Page and application data records:
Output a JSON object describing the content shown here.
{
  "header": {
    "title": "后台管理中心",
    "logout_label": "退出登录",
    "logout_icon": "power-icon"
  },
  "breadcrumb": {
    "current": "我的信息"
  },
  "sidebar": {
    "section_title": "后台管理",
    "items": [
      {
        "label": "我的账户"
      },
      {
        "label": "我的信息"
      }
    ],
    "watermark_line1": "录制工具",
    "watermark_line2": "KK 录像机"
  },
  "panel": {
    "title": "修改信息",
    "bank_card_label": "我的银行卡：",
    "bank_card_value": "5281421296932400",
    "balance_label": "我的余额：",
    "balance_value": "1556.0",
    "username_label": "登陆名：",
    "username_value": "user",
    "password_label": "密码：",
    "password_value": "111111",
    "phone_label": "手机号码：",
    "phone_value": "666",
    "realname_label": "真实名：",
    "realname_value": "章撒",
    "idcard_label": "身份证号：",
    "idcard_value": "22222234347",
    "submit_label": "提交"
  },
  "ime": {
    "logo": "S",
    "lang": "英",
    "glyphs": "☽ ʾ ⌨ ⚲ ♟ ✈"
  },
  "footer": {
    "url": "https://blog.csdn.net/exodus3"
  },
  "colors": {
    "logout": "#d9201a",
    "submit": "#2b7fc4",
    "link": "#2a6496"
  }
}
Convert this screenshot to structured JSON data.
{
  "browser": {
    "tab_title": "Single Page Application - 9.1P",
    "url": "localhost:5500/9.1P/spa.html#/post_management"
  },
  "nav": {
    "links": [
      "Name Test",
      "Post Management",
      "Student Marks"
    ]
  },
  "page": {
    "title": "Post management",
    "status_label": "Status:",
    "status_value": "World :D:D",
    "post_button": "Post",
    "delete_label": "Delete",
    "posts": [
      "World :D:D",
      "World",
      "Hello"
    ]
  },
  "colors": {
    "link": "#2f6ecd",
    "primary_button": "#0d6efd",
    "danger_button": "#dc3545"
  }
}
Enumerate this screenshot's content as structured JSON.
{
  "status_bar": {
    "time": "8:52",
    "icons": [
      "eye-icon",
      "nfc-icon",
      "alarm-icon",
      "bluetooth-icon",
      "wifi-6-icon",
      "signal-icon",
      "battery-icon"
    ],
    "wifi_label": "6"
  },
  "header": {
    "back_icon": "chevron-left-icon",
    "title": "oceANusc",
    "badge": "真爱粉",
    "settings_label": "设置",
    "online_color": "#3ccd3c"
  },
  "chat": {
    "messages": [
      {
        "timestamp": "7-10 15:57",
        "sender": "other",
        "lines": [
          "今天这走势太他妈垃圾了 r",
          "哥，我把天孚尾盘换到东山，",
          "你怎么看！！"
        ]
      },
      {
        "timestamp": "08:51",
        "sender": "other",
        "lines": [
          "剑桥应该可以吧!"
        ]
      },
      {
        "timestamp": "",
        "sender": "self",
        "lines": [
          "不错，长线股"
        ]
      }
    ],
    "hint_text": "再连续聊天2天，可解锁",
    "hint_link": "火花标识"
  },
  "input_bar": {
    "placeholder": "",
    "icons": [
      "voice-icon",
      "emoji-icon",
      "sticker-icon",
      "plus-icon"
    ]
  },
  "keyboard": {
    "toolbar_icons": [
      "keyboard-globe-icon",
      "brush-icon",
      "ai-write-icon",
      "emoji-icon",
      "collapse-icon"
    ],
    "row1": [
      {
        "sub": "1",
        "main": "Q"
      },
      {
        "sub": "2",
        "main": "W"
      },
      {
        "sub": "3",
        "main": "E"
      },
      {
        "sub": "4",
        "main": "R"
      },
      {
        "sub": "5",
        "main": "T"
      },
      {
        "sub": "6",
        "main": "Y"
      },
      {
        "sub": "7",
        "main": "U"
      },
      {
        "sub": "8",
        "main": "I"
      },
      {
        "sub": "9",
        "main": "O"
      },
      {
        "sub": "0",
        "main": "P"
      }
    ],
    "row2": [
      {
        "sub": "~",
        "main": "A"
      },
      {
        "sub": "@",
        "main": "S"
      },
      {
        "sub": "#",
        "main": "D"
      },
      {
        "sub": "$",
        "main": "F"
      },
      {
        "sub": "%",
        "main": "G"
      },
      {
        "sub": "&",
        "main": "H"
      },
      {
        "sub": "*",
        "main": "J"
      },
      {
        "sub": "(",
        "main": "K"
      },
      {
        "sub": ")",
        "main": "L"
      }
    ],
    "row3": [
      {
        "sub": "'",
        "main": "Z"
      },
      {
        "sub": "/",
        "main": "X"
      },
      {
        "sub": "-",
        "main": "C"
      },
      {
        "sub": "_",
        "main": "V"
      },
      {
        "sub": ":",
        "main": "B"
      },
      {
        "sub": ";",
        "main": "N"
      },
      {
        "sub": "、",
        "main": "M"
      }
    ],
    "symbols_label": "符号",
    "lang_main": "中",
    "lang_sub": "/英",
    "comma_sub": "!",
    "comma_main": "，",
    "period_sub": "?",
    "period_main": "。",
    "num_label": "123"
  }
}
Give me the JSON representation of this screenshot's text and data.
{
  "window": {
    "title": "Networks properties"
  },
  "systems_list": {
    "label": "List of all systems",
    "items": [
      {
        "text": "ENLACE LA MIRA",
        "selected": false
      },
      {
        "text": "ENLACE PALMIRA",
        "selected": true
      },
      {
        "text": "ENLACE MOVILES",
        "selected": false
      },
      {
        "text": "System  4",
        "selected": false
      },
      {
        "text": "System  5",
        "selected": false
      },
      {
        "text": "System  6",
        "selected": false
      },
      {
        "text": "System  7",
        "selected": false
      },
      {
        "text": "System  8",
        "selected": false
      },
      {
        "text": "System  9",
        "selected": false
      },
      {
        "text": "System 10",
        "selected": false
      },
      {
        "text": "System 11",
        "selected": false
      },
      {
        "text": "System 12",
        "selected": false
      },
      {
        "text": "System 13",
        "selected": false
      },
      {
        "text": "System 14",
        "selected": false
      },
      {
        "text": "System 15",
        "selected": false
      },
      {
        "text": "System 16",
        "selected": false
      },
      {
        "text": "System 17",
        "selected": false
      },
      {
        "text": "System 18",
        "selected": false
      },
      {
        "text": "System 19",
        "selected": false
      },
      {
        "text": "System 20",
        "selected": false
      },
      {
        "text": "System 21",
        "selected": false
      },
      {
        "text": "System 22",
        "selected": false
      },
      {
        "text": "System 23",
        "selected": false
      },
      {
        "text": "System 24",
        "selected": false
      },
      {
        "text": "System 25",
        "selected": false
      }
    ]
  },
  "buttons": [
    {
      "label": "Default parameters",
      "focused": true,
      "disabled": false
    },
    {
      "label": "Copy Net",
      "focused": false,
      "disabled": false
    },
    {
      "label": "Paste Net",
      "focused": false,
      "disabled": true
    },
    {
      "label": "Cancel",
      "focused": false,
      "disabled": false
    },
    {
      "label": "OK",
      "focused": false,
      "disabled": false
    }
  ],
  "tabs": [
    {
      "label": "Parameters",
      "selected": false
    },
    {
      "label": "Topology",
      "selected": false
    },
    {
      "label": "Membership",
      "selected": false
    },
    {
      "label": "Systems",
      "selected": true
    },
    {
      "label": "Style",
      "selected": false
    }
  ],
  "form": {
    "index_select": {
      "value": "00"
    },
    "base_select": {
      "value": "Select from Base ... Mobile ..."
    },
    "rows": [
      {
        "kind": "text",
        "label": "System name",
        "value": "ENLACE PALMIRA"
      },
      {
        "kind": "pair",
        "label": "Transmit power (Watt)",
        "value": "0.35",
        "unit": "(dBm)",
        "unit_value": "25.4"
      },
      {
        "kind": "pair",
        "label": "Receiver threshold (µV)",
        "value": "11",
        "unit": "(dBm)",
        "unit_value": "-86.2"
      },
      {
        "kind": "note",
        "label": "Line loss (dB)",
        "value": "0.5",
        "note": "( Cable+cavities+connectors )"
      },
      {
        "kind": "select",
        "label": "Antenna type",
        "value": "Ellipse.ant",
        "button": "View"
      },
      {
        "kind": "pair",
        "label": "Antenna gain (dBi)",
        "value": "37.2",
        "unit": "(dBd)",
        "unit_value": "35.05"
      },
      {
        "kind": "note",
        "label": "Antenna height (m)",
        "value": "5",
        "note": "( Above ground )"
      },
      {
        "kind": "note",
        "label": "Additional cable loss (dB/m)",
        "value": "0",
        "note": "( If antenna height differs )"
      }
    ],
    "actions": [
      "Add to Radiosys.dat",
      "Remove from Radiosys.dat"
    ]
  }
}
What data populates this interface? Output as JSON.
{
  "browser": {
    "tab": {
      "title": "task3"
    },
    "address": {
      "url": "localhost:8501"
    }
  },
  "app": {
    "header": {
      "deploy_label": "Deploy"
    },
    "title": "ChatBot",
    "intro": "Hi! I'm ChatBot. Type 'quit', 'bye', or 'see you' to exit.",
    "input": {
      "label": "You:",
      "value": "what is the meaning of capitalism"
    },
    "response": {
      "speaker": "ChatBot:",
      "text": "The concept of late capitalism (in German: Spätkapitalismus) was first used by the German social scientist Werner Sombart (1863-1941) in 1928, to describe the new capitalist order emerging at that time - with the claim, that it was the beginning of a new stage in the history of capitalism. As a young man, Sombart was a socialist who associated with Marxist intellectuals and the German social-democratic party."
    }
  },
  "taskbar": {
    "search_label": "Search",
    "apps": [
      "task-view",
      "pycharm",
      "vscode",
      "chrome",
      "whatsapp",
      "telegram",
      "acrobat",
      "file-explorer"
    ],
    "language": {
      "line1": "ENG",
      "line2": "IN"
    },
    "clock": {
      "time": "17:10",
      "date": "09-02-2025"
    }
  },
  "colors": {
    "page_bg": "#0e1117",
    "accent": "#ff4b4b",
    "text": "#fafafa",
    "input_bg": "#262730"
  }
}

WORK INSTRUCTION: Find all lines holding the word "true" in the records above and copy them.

SOLUTION TO THIS EXERCISE:
        "selected": true
      "focused": true,
      "disabled": true
      "selected": true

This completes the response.